This is another misleading position, which arises from the mistake of considering only the human mind as the yardstick for all “thinking” things. We have already seen that this is not the case. We have already seen that intelligence it doesn't just belong to us, and it does not belong only to those who "think" like us.
Think about this: the human mind emerged from the process of learning similar to natural selection, which maximizes genetic adaptation. This simple fact does not imply that any organism subjected to natural selection acquires human characteristics, right? Not all living beings do music, mathematics, meditation. Right? Or do some of them do these things differently: with their own music, their own mathematics, their own meditation?
In summary: the mere fact that language models are trained through next word prediction implies little about the range of representational capabilities they can or cannot acquire. So, let's put this topic aside too. And then what? How do you approach artificial intelligence?
Human mind uber alles?
Like other cognitive biases, anthropomorphism e anthropocentrism they are resilient. They "catch" us from childhood and characterize our entire way of seeing the world, and of applying categories - labels - stereotypes. Psychologists call this thing essentialism: thinking that whether something belongs to a certain category is determined not simply by its observable characteristics, but by an intrinsic, unobservable essence that each object either possesses or does not possess. What makes an oak an oak, for example, is neither the shape of its leaves nor the texture of its bark, but an unobservable property of “oakiness” that will persist despite alterations in even its most salient observable characteristics. If an environmental toxin causes the oak to grow abnormally, with oddly shaped leaves and bark of unusual texture, we still share the intuition that it remains, in essence, an oak. Sick, but still an oak.
Now, important scientists like Paul Bloom, Yale psychologist, tell us that we extend this “essentialist” reasoning to our understanding of the human mind… and all other possible minds, including artificial intelligence. And the stones, the trees, Nature. Is it true or not? In the end it is such an all-encompassing attitude that it divides people: there are those who think that everything in the world has a mind (some say "a soul" and sometimes confuse the two things). And there are those who think that nothing has a mind, not even human beings (because they are moved by destiny, or by God, or by something else).
This “all or nothing” principle has always been false, but it may have once been useful. In the age of artificial intelligence, this is no longer the case.

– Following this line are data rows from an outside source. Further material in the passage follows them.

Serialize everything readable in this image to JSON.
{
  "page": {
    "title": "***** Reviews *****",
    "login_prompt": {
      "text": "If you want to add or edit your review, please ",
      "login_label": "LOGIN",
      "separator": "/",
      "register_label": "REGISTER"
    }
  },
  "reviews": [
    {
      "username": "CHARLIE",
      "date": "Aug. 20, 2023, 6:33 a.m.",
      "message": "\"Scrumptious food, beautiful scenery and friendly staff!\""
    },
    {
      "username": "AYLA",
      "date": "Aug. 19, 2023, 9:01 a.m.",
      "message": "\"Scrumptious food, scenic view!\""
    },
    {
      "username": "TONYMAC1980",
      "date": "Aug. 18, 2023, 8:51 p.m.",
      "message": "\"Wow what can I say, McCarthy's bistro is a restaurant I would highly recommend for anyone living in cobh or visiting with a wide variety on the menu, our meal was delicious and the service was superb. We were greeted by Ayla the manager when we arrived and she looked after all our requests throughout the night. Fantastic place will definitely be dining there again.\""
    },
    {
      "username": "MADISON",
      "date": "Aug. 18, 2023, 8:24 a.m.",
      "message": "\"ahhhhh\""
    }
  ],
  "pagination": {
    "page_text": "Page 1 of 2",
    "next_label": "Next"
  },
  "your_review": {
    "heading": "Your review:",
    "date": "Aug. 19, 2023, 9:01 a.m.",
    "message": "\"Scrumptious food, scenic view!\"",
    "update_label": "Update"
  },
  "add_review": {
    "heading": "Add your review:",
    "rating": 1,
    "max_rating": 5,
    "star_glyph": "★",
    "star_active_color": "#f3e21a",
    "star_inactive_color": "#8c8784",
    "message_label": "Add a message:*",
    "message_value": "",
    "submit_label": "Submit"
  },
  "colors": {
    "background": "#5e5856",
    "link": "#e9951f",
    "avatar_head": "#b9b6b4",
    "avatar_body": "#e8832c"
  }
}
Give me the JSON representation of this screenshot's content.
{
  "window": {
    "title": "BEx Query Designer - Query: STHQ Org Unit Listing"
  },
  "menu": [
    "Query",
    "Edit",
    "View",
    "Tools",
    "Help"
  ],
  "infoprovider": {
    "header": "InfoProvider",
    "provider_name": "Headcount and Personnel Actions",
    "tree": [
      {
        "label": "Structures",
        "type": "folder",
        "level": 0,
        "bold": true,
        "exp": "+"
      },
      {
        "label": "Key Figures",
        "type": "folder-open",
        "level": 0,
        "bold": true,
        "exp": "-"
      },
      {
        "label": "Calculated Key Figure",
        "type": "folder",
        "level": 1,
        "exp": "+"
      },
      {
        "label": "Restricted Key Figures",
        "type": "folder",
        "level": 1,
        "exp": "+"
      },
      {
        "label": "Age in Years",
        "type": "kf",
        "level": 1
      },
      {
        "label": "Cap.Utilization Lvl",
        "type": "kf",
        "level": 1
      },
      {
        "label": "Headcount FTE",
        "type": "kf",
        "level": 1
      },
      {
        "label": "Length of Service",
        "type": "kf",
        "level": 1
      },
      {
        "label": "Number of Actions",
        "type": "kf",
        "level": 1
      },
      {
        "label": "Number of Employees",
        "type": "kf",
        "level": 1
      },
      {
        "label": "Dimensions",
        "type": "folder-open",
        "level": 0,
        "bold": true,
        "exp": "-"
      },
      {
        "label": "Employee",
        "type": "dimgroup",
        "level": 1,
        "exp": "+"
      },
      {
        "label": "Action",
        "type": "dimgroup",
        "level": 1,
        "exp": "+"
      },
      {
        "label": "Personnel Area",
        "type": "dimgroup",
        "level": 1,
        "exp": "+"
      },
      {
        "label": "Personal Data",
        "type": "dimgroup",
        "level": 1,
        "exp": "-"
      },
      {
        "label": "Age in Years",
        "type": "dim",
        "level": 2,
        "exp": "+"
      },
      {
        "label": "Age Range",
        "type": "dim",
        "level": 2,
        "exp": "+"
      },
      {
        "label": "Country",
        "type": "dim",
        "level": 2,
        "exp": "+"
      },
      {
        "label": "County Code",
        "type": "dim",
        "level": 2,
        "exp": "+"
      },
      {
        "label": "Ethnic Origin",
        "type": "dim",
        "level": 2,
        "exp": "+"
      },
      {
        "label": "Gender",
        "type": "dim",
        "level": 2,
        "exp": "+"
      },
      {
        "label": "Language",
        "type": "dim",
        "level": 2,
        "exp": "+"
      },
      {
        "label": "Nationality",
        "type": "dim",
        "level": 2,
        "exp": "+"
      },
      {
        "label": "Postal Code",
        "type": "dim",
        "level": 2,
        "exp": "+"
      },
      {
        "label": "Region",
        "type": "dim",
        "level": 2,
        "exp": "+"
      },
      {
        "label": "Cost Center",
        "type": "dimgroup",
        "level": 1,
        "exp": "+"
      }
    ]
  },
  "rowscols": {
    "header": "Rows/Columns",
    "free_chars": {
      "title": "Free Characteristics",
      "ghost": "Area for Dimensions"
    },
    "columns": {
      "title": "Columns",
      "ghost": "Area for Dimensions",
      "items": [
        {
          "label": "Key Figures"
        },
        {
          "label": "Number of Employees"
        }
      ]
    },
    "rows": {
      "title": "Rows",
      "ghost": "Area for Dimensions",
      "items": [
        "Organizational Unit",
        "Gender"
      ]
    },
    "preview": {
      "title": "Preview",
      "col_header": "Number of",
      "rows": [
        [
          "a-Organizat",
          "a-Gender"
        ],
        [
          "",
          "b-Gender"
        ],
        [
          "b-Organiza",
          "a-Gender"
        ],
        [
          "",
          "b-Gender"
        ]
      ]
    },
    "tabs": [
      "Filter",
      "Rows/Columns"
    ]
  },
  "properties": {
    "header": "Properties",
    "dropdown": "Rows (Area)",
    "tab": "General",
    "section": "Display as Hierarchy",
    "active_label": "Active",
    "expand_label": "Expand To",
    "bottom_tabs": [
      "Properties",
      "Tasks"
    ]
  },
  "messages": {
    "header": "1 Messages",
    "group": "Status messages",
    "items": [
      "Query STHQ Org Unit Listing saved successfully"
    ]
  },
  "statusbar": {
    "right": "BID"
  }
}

A better way to think about what language models are is to follow a different strategy. Which? That of exploring the cognitive boundaries of language models without relying too much on the human mind for guidance.
ChatGPT, a talking octopus
Taking inspiration from comparative psychology, we should approach patterns of language with the same open curiosity that has allowed scientists to explore the intelligence of creatures so different from us like octopuses. If we want to make real progress in evaluating the capabilities of artificial intelligence systems, we should resist comparisons with the human mind with all our might. Should we stop asking “does this thing have a mind or not”? Neither one nor the other is true.
Above all, we should stop imagining that this instrument is an angel that will take away all the sins of the world, or that it will kill us all, just because it has performances that seem incredible to us. Recognizing the capabilities and limitations of language models like ChatGPT will allow us to use them more effectively and responsibly, without falling into the trap of anthropomorphism or anthropocentrism. An open and conscious attitude will help us navigate a future where AI will be increasingly present, ensuring that its development and integration into society are guided by reason, science and ethics, rather than by misconceptions or expectations (and fears) unrealistic.